Oahu visitors fascinated by sharks should squeeze in a little time at the Bishop Museum in Honolulu this summer. The first-rate attraction just opened a temporary exhibition, "Planet Shark: Predator or Prey," that's generating a fair amount of buzz across the island.
Richard Pyle, an associate zoologist and ichthyologist at the museum, told me that over the years he's worked on a number of shark exhibitions and visited many others, but he's never seen a show dedicated to the creatures quite like this.
"Walking through this one is very, very different," he explained. "It's very fresh. It's very modern. It's not the same tired, old things you always see in shark exhibits."
Australian firm Grande Exhibitions is the creative team behind "Planet Shark," and the Bishop Museum is the first U.S. stop for the show, which will run through Sept. 5 in Honolulu. Featuring full-scale models fashioned from real shark specimens, fossils dating back more than 370 million years as well as a collection of riveting stories about shark-human encounters, the show's major highlight is an immersive, multi-sensory cinematic experience featuring a collection of massive video screens.

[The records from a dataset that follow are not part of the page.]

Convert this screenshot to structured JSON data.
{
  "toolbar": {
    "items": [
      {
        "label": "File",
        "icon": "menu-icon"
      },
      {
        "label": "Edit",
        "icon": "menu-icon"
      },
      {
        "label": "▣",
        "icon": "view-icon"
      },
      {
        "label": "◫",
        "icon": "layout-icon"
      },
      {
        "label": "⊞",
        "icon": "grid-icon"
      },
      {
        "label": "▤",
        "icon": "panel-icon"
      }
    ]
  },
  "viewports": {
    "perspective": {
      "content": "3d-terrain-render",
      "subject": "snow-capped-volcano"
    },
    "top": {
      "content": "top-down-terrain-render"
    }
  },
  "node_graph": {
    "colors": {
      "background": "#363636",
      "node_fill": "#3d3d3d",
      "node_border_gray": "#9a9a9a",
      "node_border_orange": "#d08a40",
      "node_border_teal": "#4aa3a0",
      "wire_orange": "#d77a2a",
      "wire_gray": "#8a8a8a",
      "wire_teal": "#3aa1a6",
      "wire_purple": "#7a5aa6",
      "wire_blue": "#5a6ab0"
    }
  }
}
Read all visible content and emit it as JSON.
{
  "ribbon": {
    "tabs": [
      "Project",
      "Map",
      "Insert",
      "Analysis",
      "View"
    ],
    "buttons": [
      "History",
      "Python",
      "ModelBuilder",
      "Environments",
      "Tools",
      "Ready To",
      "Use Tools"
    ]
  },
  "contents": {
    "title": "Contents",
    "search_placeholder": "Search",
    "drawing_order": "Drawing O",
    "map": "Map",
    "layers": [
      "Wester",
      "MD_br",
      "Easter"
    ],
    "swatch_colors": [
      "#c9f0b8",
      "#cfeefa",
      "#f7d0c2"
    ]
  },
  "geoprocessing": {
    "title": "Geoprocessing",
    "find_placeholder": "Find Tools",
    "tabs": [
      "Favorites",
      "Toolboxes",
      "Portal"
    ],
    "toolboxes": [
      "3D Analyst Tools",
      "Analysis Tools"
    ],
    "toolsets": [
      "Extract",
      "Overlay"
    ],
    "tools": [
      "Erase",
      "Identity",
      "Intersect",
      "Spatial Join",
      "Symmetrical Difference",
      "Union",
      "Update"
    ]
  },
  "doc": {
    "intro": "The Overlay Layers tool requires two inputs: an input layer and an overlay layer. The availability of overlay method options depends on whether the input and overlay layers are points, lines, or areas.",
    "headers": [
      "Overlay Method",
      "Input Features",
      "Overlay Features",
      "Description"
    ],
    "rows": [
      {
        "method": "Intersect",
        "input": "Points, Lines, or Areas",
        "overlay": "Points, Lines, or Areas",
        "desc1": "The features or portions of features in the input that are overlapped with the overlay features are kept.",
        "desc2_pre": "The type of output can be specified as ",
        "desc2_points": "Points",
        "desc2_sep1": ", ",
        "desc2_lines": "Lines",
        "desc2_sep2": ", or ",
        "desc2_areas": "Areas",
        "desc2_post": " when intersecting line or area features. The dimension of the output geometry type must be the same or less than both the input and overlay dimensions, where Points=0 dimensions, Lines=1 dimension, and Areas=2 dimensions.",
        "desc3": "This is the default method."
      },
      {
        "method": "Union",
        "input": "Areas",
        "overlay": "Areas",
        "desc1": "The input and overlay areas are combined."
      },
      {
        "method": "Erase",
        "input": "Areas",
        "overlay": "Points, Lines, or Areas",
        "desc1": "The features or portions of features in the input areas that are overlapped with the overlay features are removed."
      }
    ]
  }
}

"All the walls are full-sized, floor-to-ceiling videos of different sharks," Pyle explained. "And when I walked through, I was blown away, because it gives you the sense that you're actually in the water with the shark."
Pyle has spent a great deal of time diving with sharks during his career and understands why some folks might be frightened by them.
"They can seem menacing if you're not familiar with what they're like, and I think that's how they've got their reputation," he said. "I've been in situations where we've been surrounded by dozens, sometimes over 100 sharks, and we always consider that a blessing. We never ever feel worried or threatened."
Much of Pyle's confidence comes from experience, of course, but also the knowledge that humans aren't on the shark's menu, a common misconception discussed at length in the Bishop exhibit.
"We're not even close to what the shark's search image for prey looks like," Pyle said. "Most of the attacks that do happen are almost certainly mistaken identity."
Still, those attacks often generate a great deal of media coverage, which commonly tells only part of the shark's story and leaves people without all the facts. Pyle said "Planet Shark" tries to offer visitors a more complete understanding of sharks while also presenting a highly entertaining experience.
"It helps demystify sharks," he said. "It gives you a sense for what sharks are really like not what Shark Week will try to portray them as on Discovery Channel."
"Obviously when there is a horrific attack, it makes a lot of news and that tends to be the side of sharks most people hear about," he added. "But this gives you the opportunity to see the other side of things, [and] there are some popular aspects of the exhibit that make it really entertaining, so it's not just science, science, science."